Nike set out on an eight-year mission to create the perfect soccer ball, and players from some of the top leagues in the world will soon play with the latest model of a modern and futuristic ball. It's no secret that soccer players -- and athletes in general -- are pretty sensitive to any changes to their equipment, especially the ball. That's why Nike consulted over 800 professional athletes, including non-Nike sponsored athletes, and spent eight years researching before crafting the Nike Flight ball, unveiled globally on Monday.
The sleek, innovative ball will make its debut next season in the NWSL -- which became the first professional team sports league in the United States to mark its return during the coronavirus pandemic on Saturday -- along with the Premier League, Serie A and the Russian Premier League, among others.
The name of the ball hints at what culminated from nearly a decade of research. The engineering team covered 68 different iterations of the ball and spent 1,700 hours in the lab before settling on a ball that, thanks to its new AerowSculpt technology, can hug the air and produce 30 percent truer flight than previous Nike soccer balls. It specifically exceeds the Nike Merlin, which is used in the Premier League and other major leagues these days.
At first glance, the Nike Flight ball nearly looks like a jumbo-size golf ball, especially once you start paying closer attention to details such as the pentagonal-like dimples or ridges from a 3D ink layout. It's why the sportswear giant opted for a simplistic all-white colorway. Kieran Ronan, who's the senior director for global equipment at Nike, explained how they managed to take innovative learning from other sports industries, including golf, and applying it to their study to help influence the flight of the ball and prevent wobbling.
"There were so many different permutations, but the one thing that was true to the golf ball back then and still is now is its ability to fly through the air. And in golf, you're taking into factor how far the ball is going to travel downwind versus into the wind, whether wind is coming off your left, off your right and so on and so forth -- rain, dry, humidity," Ronan told CBS Sports. "The principles of what that does is, when you think about a smooth surface, when it travels through the air, it is gripped by the air. The application of dimples in this case from the golf ball, or in our case with the AerowSculpt technology, it is distorting the surface so that the air can grip it, which allows basically in essence a truer flight."
Manchester City, Chelsea, Tottenham and the United States women's national team were among the notable teams to work with Ronan over the years. Megan Rapinoe and Alex Morgan both provided feedback during the eight-year project. But it wasn't just star players that helped Ronan and his team design the ball.

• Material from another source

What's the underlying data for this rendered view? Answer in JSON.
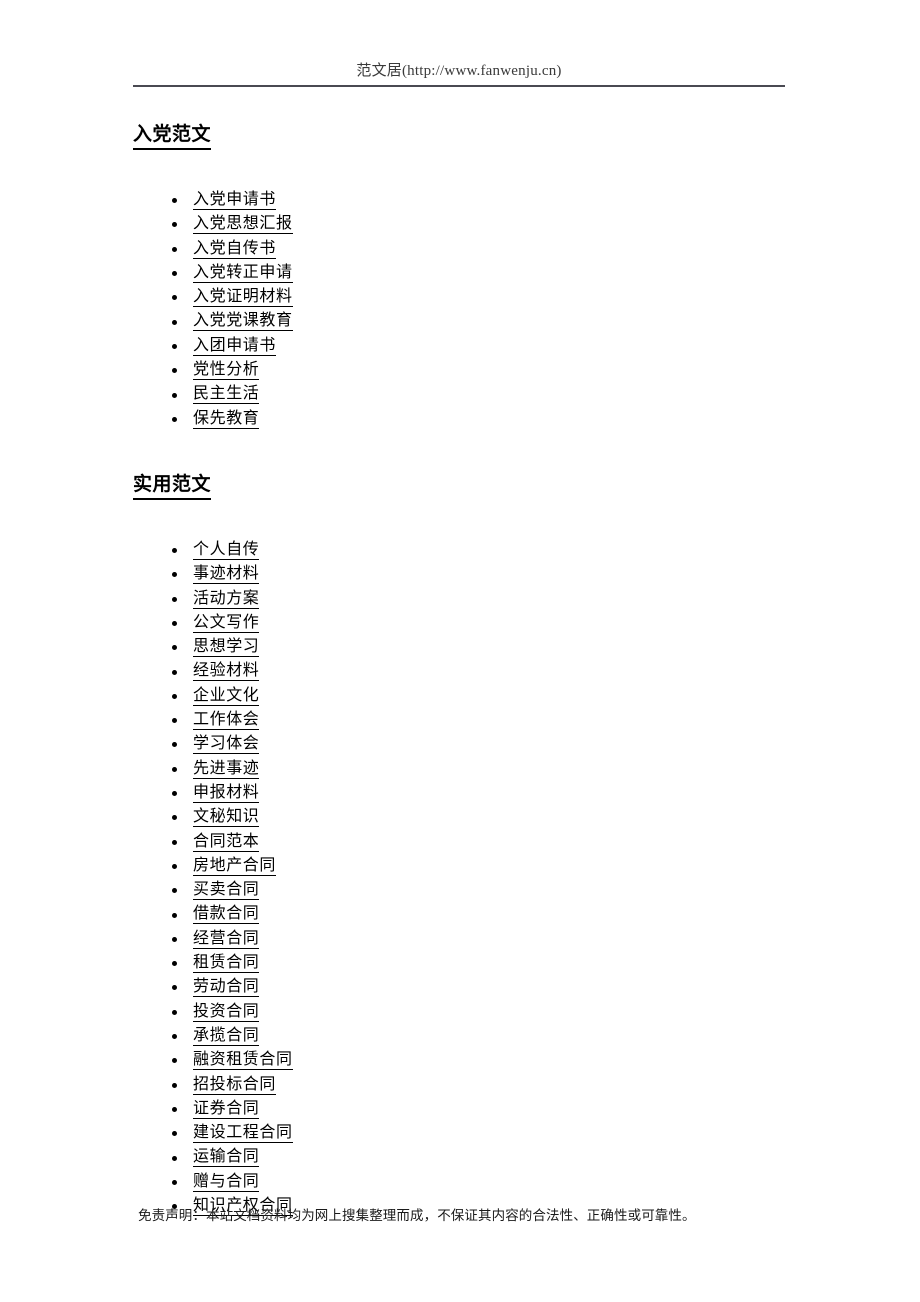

They took a ton of input from a robotic kicking leg in their lab to help track boot-to-ball tests on the aerodynamics of the ball, which was another tip-of-the-cap to tracking technology used in golf and adopted in baseball.
"The other thing taken from the golf industry is the speed of iterations. When we brought the robot into the lab three or four years ago, that allowed us to up the ante, the amount of testing that we could do," Ronan said. "The 1,700 hours of testing comes from the players, what they're saying, bringing that in and mapping it and plotting it against an equation, feeding that information into the system for the robot, and then the robot starts its job."
But why robots? Consistency.
"If you think about bringing in a player to come in and you were to ask a player to hit a thousand shots, the muscle fatigue, the overall physical fatigue, the information you get from the first kick, or maybe five or six kicks after they're warmed up, all the way to the thousand kick will give you a very, very different set of parameters" Ronan said. "Whereas with the robot, you're working precisely in that range and you can start to work with the depth of the grooves, the shape of the grooves, the overall aesthetic appearance of the design to help get us to the optimal number that we're looking for in this moment and time."
Unlike traditional 12-panel soccer balls, the Nike Flight ball only uses four fuse-wielded panels to help enable a prominent sweet spot for superior touch and performance. USWNT and OL Reign midfielder Ally Long, who is currently participating in the 2020 NWSL Challenge Cup on CBS and CBS All Access, explained the importance of a constant and truer flight to the ball.
"As a central midfielder I want to be on the ball all the time and be the quarterback that can help build the attack by using all different ranges of passes," Long said. "In order for me to be the best, the ball needs to be consistent and predictable. Not too light, not too hard, made with the perfect material so every touch I take can be perfect to set me up for the next pass. There is nothing better when I hit a ball perfectly and it goes exactly where I want it to go."